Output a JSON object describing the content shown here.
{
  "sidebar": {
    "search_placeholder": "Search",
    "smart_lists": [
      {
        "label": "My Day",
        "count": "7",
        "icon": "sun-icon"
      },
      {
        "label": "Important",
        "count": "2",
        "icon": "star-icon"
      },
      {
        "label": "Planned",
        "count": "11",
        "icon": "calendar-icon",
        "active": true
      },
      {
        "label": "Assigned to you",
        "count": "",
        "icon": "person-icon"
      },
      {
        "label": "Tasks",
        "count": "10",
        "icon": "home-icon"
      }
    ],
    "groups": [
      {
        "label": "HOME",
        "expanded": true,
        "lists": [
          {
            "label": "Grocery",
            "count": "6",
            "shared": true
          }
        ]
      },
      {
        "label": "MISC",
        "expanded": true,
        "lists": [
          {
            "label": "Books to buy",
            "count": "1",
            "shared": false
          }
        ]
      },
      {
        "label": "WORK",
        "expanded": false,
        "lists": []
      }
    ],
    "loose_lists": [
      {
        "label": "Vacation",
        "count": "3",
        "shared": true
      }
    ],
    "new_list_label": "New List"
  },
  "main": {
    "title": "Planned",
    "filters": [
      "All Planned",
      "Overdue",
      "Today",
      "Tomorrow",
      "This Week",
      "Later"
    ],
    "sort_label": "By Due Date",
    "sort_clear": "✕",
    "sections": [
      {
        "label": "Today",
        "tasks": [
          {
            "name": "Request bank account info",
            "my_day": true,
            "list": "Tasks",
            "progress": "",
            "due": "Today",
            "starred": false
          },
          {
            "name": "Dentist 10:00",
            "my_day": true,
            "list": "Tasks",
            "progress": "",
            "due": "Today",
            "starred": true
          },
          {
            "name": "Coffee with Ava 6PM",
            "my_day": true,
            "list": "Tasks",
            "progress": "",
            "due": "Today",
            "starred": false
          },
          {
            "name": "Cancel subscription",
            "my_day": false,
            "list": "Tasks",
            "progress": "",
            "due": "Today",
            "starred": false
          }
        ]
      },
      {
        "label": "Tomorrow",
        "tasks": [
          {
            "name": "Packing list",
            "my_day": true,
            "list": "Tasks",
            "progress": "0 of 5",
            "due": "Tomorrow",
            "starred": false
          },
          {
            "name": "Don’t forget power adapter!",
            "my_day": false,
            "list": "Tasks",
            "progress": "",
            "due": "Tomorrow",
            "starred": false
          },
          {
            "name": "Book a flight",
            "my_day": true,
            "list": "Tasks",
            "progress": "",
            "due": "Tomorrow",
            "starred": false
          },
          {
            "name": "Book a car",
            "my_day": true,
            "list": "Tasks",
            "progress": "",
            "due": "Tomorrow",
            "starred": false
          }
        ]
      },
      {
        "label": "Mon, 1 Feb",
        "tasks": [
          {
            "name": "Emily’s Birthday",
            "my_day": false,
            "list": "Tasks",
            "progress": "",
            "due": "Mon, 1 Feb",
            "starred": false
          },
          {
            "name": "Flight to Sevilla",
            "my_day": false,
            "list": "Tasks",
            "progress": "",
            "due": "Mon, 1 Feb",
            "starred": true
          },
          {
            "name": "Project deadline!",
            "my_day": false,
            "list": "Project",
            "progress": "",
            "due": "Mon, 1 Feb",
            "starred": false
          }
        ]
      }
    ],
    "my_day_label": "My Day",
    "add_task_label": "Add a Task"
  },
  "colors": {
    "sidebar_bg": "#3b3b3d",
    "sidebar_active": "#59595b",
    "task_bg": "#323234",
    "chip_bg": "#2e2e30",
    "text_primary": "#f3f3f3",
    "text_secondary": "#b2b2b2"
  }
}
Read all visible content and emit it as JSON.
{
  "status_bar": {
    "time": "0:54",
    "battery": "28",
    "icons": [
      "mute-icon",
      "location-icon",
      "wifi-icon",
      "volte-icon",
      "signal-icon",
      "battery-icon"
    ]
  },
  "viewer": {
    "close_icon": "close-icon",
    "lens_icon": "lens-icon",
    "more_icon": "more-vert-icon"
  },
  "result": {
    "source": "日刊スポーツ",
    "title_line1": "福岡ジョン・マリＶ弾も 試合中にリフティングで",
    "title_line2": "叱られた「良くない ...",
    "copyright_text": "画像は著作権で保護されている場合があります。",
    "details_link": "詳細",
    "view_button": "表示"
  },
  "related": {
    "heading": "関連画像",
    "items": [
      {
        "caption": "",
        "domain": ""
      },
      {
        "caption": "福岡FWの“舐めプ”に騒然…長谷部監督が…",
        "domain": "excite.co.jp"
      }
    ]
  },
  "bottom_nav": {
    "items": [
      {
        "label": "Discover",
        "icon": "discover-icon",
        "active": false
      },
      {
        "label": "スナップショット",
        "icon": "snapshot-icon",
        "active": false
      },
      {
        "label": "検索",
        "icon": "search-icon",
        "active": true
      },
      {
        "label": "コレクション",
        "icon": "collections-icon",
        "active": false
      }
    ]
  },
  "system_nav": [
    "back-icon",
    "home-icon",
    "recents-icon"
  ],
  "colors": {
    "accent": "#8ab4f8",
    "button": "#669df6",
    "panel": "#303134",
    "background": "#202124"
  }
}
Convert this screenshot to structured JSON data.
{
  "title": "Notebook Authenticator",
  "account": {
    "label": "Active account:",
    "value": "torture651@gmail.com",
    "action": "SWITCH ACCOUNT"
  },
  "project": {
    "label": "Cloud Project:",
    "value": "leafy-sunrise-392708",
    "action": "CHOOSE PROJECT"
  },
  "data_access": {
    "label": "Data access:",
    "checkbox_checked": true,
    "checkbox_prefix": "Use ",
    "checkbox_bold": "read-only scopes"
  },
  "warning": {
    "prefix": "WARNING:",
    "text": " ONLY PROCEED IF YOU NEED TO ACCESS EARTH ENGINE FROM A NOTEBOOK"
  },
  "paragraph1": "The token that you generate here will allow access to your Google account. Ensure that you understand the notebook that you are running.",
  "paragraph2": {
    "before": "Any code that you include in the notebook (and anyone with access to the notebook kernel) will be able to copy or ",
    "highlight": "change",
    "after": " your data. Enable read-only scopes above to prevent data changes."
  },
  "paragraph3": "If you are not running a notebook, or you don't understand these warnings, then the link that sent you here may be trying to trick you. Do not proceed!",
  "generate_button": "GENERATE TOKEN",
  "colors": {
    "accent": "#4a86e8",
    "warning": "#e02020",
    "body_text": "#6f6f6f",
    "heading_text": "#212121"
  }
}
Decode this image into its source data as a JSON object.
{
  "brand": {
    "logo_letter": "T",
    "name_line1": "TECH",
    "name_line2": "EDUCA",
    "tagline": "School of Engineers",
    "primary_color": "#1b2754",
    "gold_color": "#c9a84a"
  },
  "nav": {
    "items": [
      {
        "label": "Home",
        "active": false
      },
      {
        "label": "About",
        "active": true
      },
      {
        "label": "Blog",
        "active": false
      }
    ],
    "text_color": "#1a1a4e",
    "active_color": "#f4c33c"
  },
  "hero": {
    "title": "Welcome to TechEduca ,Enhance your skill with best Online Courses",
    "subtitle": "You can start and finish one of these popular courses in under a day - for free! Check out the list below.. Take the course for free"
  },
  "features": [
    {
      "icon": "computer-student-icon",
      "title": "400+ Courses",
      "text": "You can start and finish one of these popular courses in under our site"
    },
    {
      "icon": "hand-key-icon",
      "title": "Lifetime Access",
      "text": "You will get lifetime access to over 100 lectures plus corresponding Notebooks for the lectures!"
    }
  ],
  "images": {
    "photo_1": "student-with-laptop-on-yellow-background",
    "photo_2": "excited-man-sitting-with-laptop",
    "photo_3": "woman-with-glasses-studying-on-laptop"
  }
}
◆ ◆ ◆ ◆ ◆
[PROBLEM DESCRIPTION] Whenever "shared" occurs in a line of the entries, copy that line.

[FINAL ANSWER]
            "shared": true
            "shared": false
        "shared": true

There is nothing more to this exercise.